**WHAT IS BEING ASKED**
The answer must restate the records below word for word.

Data about app and page elements
---*---

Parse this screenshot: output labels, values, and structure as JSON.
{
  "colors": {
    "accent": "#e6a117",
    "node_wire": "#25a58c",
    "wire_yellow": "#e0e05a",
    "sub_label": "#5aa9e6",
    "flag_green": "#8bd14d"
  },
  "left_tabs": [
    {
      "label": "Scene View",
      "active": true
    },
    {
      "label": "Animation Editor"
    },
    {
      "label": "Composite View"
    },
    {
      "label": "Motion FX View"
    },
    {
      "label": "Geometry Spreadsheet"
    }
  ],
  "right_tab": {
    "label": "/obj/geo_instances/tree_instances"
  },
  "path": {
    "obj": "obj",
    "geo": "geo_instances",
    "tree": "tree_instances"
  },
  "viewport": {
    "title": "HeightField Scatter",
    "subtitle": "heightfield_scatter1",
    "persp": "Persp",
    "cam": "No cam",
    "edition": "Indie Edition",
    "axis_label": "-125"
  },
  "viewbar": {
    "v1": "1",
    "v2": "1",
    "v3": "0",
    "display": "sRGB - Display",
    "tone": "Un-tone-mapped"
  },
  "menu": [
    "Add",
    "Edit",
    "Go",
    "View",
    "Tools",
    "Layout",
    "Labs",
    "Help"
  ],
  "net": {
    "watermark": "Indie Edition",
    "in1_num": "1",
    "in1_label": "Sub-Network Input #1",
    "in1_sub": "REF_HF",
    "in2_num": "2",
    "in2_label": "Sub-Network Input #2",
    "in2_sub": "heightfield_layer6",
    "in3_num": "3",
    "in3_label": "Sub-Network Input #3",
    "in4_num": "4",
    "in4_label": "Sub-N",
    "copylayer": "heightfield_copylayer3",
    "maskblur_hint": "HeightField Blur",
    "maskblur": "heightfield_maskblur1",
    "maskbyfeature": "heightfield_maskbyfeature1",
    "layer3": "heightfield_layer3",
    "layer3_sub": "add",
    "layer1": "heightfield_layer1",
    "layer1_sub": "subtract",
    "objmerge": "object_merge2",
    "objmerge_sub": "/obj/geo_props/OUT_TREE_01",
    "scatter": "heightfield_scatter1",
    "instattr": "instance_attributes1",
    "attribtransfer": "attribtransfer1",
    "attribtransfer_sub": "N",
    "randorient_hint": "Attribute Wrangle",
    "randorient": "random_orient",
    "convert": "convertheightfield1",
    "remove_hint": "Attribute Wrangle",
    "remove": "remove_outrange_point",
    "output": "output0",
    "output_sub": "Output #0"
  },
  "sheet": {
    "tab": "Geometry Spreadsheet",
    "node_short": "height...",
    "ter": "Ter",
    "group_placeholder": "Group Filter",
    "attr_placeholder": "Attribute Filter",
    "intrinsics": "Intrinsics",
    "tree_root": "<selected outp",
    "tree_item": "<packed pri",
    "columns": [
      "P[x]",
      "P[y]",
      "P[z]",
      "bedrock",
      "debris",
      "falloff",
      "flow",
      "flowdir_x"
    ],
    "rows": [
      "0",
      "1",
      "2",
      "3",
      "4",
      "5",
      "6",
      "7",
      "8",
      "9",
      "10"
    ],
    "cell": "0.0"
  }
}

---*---

**ANSWER TO THE EXERCISE**
Parse this screenshot: output labels, values, and structure as JSON.
{
  "colors": {
    "accent": "#e6a117",
    "node_wire": "#25a58c",
    "wire_yellow": "#e0e05a",
    "sub_label": "#5aa9e6",
    "flag_green": "#8bd14d"
  },
  "left_tabs": [
    {
      "label": "Scene View",
      "active": true
    },
    {
      "label": "Animation Editor"
    },
    {
      "label": "Composite View"
    },
    {
      "label": "Motion FX View"
    },
    {
      "label": "Geometry Spreadsheet"
    }
  ],
  "right_tab": {
    "label": "/obj/geo_instances/tree_instances"
  },
  "path": {
    "obj": "obj",
    "geo": "geo_instances",
    "tree": "tree_instances"
  },
  "viewport": {
    "title": "HeightField Scatter",
    "subtitle": "heightfield_scatter1",
    "persp": "Persp",
    "cam": "No cam",
    "edition": "Indie Edition",
    "axis_label": "-125"
  },
  "viewbar": {
    "v1": "1",
    "v2": "1",
    "v3": "0",
    "display": "sRGB - Display",
    "tone": "Un-tone-mapped"
  },
  "menu": [
    "Add",
    "Edit",
    "Go",
    "View",
    "Tools",
    "Layout",
    "Labs",
    "Help"
  ],
  "net": {
    "watermark": "Indie Edition",
    "in1_num": "1",
    "in1_label": "Sub-Network Input #1",
    "in1_sub": "REF_HF",
    "in2_num": "2",
    "in2_label": "Sub-Network Input #2",
    "in2_sub": "heightfield_layer6",
    "in3_num": "3",
    "in3_label": "Sub-Network Input #3",
    "in4_num": "4",
    "in4_label": "Sub-N",
    "copylayer": "heightfield_copylayer3",
    "maskblur_hint": "HeightField Blur",
    "maskblur": "heightfield_maskblur1",
    "maskbyfeature": "heightfield_maskbyfeature1",
    "layer3": "heightfield_layer3",
    "layer3_sub": "add",
    "layer1": "heightfield_layer1",
    "layer1_sub": "subtract",
    "objmerge": "object_merge2",
    "objmerge_sub": "/obj/geo_props/OUT_TREE_01",
    "scatter": "heightfield_scatter1",
    "instattr": "instance_attributes1",
    "attribtransfer": "attribtransfer1",
    "attribtransfer_sub": "N",
    "randorient_hint": "Attribute Wrangle",
    "randorient": "random_orient",
    "convert": "convertheightfield1",
    "remove_hint": "Attribute Wrangle",
    "remove": "remove_outrange_point",
    "output": "output0",
    "output_sub": "Output #0"
  },
  "sheet": {
    "tab": "Geometry Spreadsheet",
    "node_short": "height...",
    "ter": "Ter",
    "group_placeholder": "Group Filter",
    "attr_placeholder": "Attribute Filter",
    "intrinsics": "Intrinsics",
    "tree_root": "<selected outp",
    "tree_item": "<packed pri",
    "columns": [
      "P[x]",
      "P[y]",
      "P[z]",
      "bedrock",
      "debris",
      "falloff",
      "flow",
      "flowdir_x"
    ],
    "rows": [
      "0",
      "1",
      "2",
      "3",
      "4",
      "5",
      "6",
      "7",
      "8",
      "9",
      "10"
    ],
    "cell": "0.0"
  }
}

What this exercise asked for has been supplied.